By Roger O’Halloran
In the last 16 months I have written about receiving a significant donation. It’s probably enough to recruit, prepare, send and support about 15 placement requests per annum for around 10 years. At a recent discussion I attended with other international volunteer sending organisations someone suggested that international volunteering to assist build the capacity of people and organisations elsewhere may come to be redundant anyway.
At Palms, however, we believe undertaking international assignments has so much more to offer. It also enables connections between Australian and international communities to advance awareness and enthusiasm for shared action to achieve a just, sustainable, interdependent and peaceful world free of poverty. This requires journeying in solidarity with people of a culture different from one’s own in the hope that we learn as much from others as they do from us. Because Palms wants to do this beyond ten years we have adopted a plan for our own sustainable growth.
It’s exciting to have this opportunity to invest in the future. However, critical to the success of building connections or capacity building is the recruitment of appropriately skilled Australians. At Palms’ AGM last month Peter Maher asked a simple, but key question: “How many people are coming forward to be sent?” My aforementioned discussion with sending organisations also revealed we all have a harder time recruiting people for the one to two year assignments that assist sustainable development.
Our analysis over some years suggests a number of factors. In my Palms Annual Report Director’s Report I mention problems with a fractured church and competing with voluntourism, but a line from Fatima Measham’s Eureka Street article (26-10-2018) “we do not really give ourselves enough credit to withstand change.” made me think that we might be dealing with a bigger social malaise.
Measham was making the point that “…intransigence mars our discourse” and goes further:

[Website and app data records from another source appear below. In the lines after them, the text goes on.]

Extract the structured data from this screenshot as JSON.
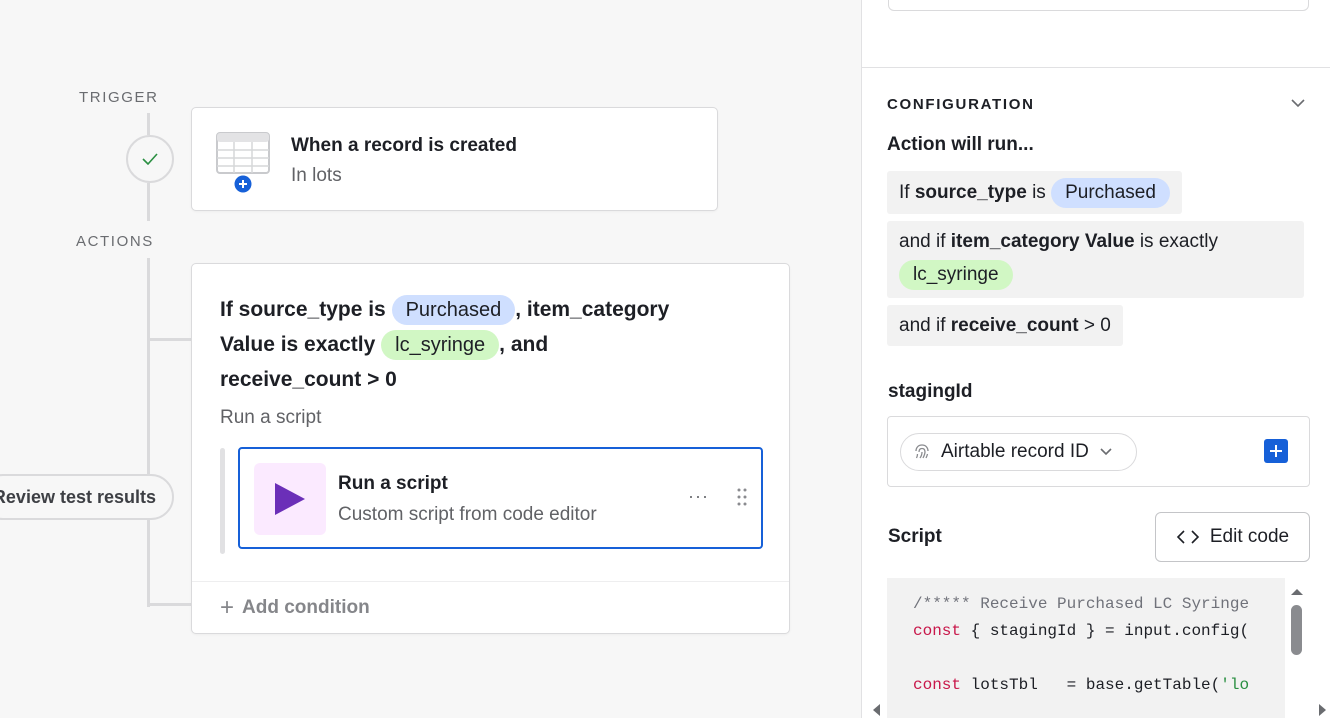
{
  "flow": {
    "trigger_label": "TRIGGER",
    "actions_label": "ACTIONS",
    "trigger_card": {
      "title": "When a record is created",
      "subtitle": "In lots",
      "icon": "table-add-icon"
    },
    "condition": {
      "if_prefix": "If source_type is",
      "pill1": "Purchased",
      "middle": ", item_category Value is exactly",
      "pill2": "lc_syringe",
      "suffix": ", and",
      "last": "receive_count > 0"
    },
    "run_label": "Run a script",
    "script_card": {
      "title": "Run a script",
      "subtitle": "Custom script from code editor",
      "more": "···",
      "icon": "play-icon"
    },
    "add_condition": "Add condition",
    "review_button": "Review test results"
  },
  "panel": {
    "config_header": "CONFIGURATION",
    "action_will_run": "Action will run...",
    "rows": [
      {
        "prefix": "If",
        "field": "source_type",
        "op": "is",
        "pill": "Purchased"
      },
      {
        "prefix": "and if",
        "field": "item_category Value",
        "op": "is exactly",
        "pill": "lc_syringe"
      },
      {
        "prefix": "and if",
        "field": "receive_count",
        "op": "> 0"
      }
    ],
    "staging_label": "stagingId",
    "record_pill": "Airtable record ID",
    "script_label": "Script",
    "edit_code": "Edit code",
    "code": {
      "line1": "/***** Receive Purchased LC Syringe",
      "line2_kw": "const",
      "line2_rest": " { stagingId } = input.config(",
      "line4_kw": "const",
      "line4_rest": " lotsTbl   = base.getTable(",
      "line4_str": "'lo"
    }
  },
  "colors": {
    "accent_blue": "#1660d8",
    "pill_blue": "#cfdfff",
    "pill_green": "#d1f7c4",
    "script_purple": "#6b2fb8",
    "script_bg": "#fbeaff",
    "check_green": "#2a8f42"
  }
}
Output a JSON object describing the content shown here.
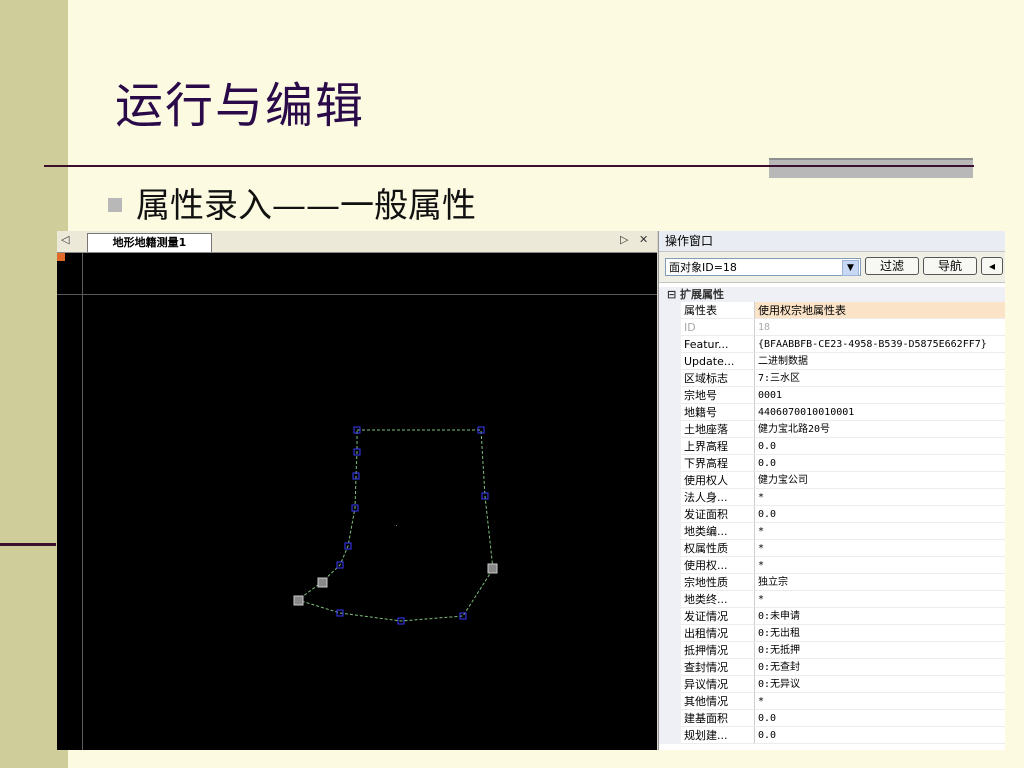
{
  "slide": {
    "title": "运行与编辑",
    "bullet": "属性录入——一般属性"
  },
  "doc": {
    "tab_label": "地形地籍测量1",
    "left_arrow": "◁",
    "right_arrow": "▷",
    "close": "✕"
  },
  "ops": {
    "title": "操作窗口",
    "object_select": "面对象ID=18",
    "filter_label": "过滤",
    "nav_label": "导航",
    "more_label": "◂",
    "category": "⊟ 扩展属性",
    "rows": [
      {
        "name": "属性表",
        "value": "使用权宗地属性表"
      },
      {
        "name": "ID",
        "value": "18"
      },
      {
        "name": "Featur...",
        "value": "{BFAABBFB-CE23-4958-B539-D5875E662FF7}"
      },
      {
        "name": "Update...",
        "value": "二进制数据"
      },
      {
        "name": "区域标志",
        "value": "7:三水区"
      },
      {
        "name": "宗地号",
        "value": "0001"
      },
      {
        "name": "地籍号",
        "value": "4406070010010001"
      },
      {
        "name": "土地座落",
        "value": "健力宝北路20号"
      },
      {
        "name": "上界高程",
        "value": "0.0"
      },
      {
        "name": "下界高程",
        "value": "0.0"
      },
      {
        "name": "使用权人",
        "value": "健力宝公司"
      },
      {
        "name": "法人身...",
        "value": "*"
      },
      {
        "name": "发证面积",
        "value": "0.0"
      },
      {
        "name": "地类编...",
        "value": "*"
      },
      {
        "name": "权属性质",
        "value": "*"
      },
      {
        "name": "使用权...",
        "value": "*"
      },
      {
        "name": "宗地性质",
        "value": "独立宗"
      },
      {
        "name": "地类终...",
        "value": "*"
      },
      {
        "name": "发证情况",
        "value": "0:未申请"
      },
      {
        "name": "出租情况",
        "value": "0:无出租"
      },
      {
        "name": "抵押情况",
        "value": "0:无抵押"
      },
      {
        "name": "查封情况",
        "value": "0:无查封"
      },
      {
        "name": "异议情况",
        "value": "0:无异议"
      },
      {
        "name": "其他情况",
        "value": "*"
      },
      {
        "name": "建基面积",
        "value": "0.0"
      },
      {
        "name": "规划建...",
        "value": "0.0"
      }
    ]
  },
  "colors": {
    "slide_bg": "#fcfbe2",
    "title": "#2a0a48",
    "map_bg": "#000000",
    "polygon_line": "#7dbf7d",
    "vertex": "#3a3aff",
    "selected_row": "#fbe3c8"
  }
}
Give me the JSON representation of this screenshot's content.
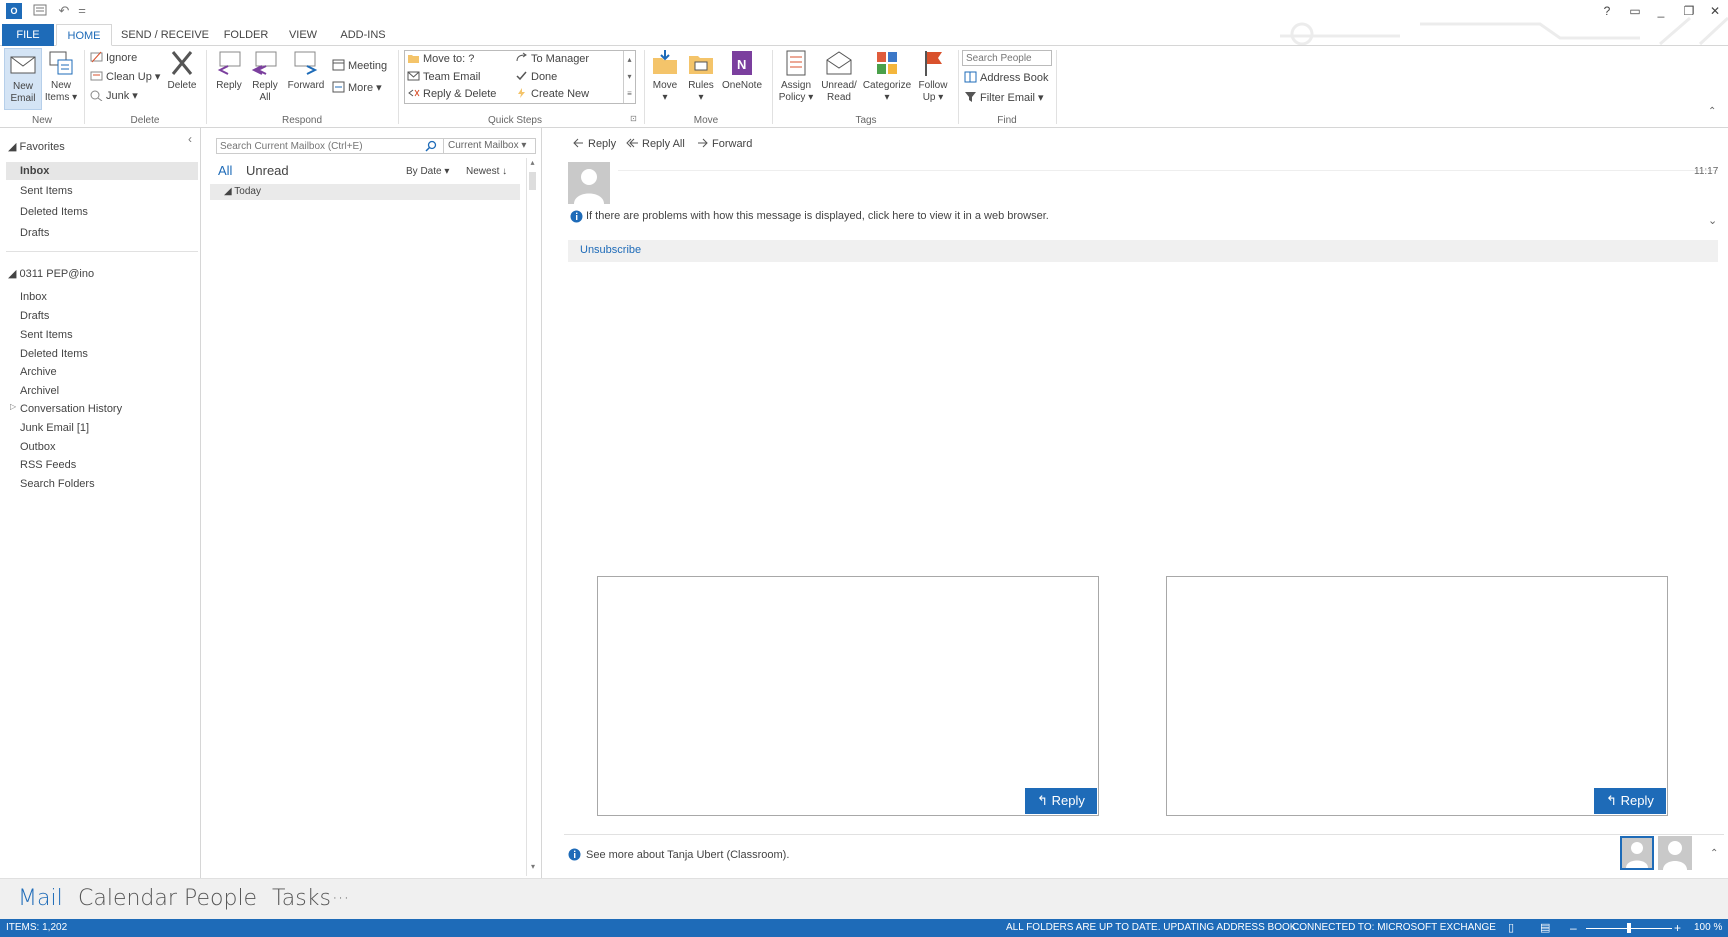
{
  "quick_access": {
    "undo_glyph": "↶",
    "customize_glyph": "="
  },
  "window_controls": {
    "help": "?",
    "ribbon_display": "▭",
    "minimize": "_",
    "restore": "❐",
    "close": "✕"
  },
  "tabs": [
    {
      "label": "FILE"
    },
    {
      "label": "HOME"
    },
    {
      "label": "SEND / RECEIVE"
    },
    {
      "label": "FOLDER"
    },
    {
      "label": "VIEW"
    },
    {
      "label": "ADD-INS"
    }
  ],
  "ribbon": {
    "new": {
      "new_email": "New\nEmail",
      "new_items": "New\nItems ▾",
      "label": "New"
    },
    "delete": {
      "ignore": "Ignore",
      "clean_up": "Clean Up ▾",
      "junk": "Junk ▾",
      "delete": "Delete",
      "label": "Delete"
    },
    "respond": {
      "reply": "Reply",
      "reply_all": "Reply\nAll",
      "forward": "Forward",
      "meeting": "Meeting",
      "more": "More ▾",
      "label": "Respond"
    },
    "quick_steps": {
      "move_to": "Move to: ?",
      "to_manager": "To Manager",
      "team_email": "Team Email",
      "done": "Done",
      "reply_delete": "Reply & Delete",
      "create_new": "Create New",
      "label": "Quick Steps"
    },
    "move": {
      "move": "Move\n▾",
      "rules": "Rules\n▾",
      "onenote": "OneNote",
      "label": "Move"
    },
    "tags": {
      "assign_policy": "Assign\nPolicy ▾",
      "unread_read": "Unread/\nRead",
      "categorize": "Categorize\n▾",
      "follow_up": "Follow\nUp ▾",
      "label": "Tags"
    },
    "find": {
      "search_people_placeholder": "Search People",
      "address_book": "Address Book",
      "filter_email": "Filter Email ▾",
      "label": "Find"
    }
  },
  "nav": {
    "favorites_header": "◢ Favorites",
    "favorites": [
      "Inbox",
      "Sent Items",
      "Deleted Items",
      "Drafts"
    ],
    "account_header": "◢ 0311 PEP@ino",
    "folders": [
      "Inbox",
      "Drafts",
      "Sent Items",
      "Deleted Items",
      "Archive",
      "Archivel",
      "Conversation History",
      "Junk Email [1]",
      "Outbox",
      "RSS Feeds",
      "Search Folders"
    ],
    "collapse_glyph": "‹"
  },
  "msglist": {
    "search_placeholder": "Search Current Mailbox (Ctrl+E)",
    "scope": "Current Mailbox ▾",
    "filter_all": "All",
    "filter_unread": "Unread",
    "sort_by": "By Date ▾",
    "sort_order": "Newest ↓",
    "group_today": "◢ Today"
  },
  "reading": {
    "reply": "Reply",
    "reply_all": "Reply All",
    "forward": "Forward",
    "time": "11:17",
    "info_notice": "If there are problems with how this message is displayed, click here to view it in a web browser.",
    "unsubscribe": "Unsubscribe",
    "card_reply_1": "↰ Reply",
    "card_reply_2": "↰ Reply",
    "people_pane": "See more about Tanja Ubert (Classroom)."
  },
  "bottom_nav": {
    "mail": "Mail",
    "calendar": "Calendar",
    "people": "People",
    "tasks": "Tasks",
    "more": "···"
  },
  "status": {
    "items": "ITEMS: 1,202",
    "sync": "ALL FOLDERS ARE UP TO DATE.  UPDATING ADDRESS BOOK.",
    "connection": "CONNECTED TO: MICROSOFT EXCHANGE",
    "zoom": "100 %"
  },
  "colors": {
    "accent": "#1e6bb8",
    "status_bar": "#1e6bb8",
    "onenote": "#7b3f9e",
    "flag": "#d9512c"
  }
}
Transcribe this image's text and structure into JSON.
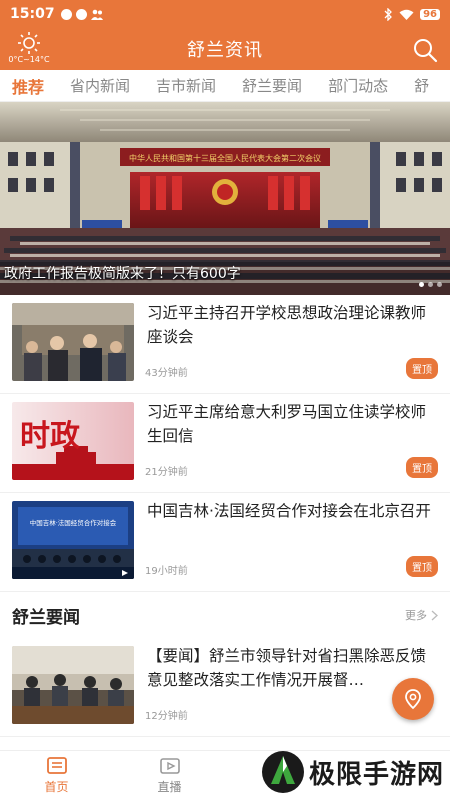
{
  "status_bar": {
    "time": "15:07",
    "battery": "96"
  },
  "header": {
    "title": "舒兰资讯",
    "weather_temp": "0°C~14°C"
  },
  "tabs": [
    {
      "label": "推荐",
      "active": true
    },
    {
      "label": "省内新闻"
    },
    {
      "label": "吉市新闻"
    },
    {
      "label": "舒兰要闻"
    },
    {
      "label": "部门动态"
    },
    {
      "label": "舒"
    }
  ],
  "banner": {
    "hall_text": "中华人民共和国第十三届全国人民代表大会第二次会议",
    "caption": "政府工作报告极简版来了！只有600字"
  },
  "top_news": [
    {
      "title": "习近平主持召开学校思想政治理论课教师座谈会",
      "time": "43分钟前",
      "badge": "置顶"
    },
    {
      "title": "习近平主席给意大利罗马国立住读学校师生回信",
      "time": "21分钟前",
      "badge": "置顶",
      "thumb_text": "时政"
    },
    {
      "title": "中国吉林·法国经贸合作对接会在北京召开",
      "time": "19小时前",
      "badge": "置顶",
      "thumb_text": "中国吉林·法国经贸合作对接会"
    }
  ],
  "section": {
    "title": "舒兰要闻",
    "more": "更多"
  },
  "section_news": [
    {
      "title": "【要闻】舒兰市领导针对省扫黑除恶反馈意见整改落实工作情况开展督…",
      "time": "12分钟前"
    }
  ],
  "bottom_nav": [
    {
      "label": "首页",
      "active": true
    },
    {
      "label": "直播"
    }
  ],
  "watermark": "极限手游网",
  "colors": {
    "accent": "#e8763a"
  }
}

“This is a time of intense contraction, people collapsing inward from anger and despair, or keeping to the tribes they have defined for themselves. There is a palpable sense on all sides that something fundamental is being lost. Under such conditions, it is hard to get people to concede that what they believe might be incomplete. No one wants to give anything up.”
Essential to recruiting for Palms’ Mission is people accepting that what they believe might be incomplete. And they have to be willing to give up lots. However, those who have done this in the past speak of an extraordinary opportunity for personal growth; an opportunity to stretch one’s comfort zone.
I was privileged on Tuesday to have Geoffrey Picker share exactly these sentiments at an Information Session in Canberra. Geoffrey went to Papua with Palms in 1961. His handout is published on Palms’ website.
If people have become fixed and reluctant to change have they stopped looking at the very experience that provides the antidote that will see us grow in the diversity offered by change? Measham suggests that to get people to think again in a variety of public policy areas we need to keep asking the old question: “What is the worst thing that can happen?” That’s a start, and may just work if we can have the discussion in the public space, face-to-face, using processes designed to have people explore ideas together rather than in their social media corners.
We thank returned volunteers who recently took up a suggestion to talk about their experiences to people across the table in their local cafes and pubs. We call it “Meet and Greet” and hope more of you will take up the opportunity to have those important conversations with the two or three people in your area who enquire about volunteering. We also still need to take a different tack in the hope of providing forums that disrupt the process of discourse that sees us retreat to our tribes in the false fear that we otherwise need to give something up.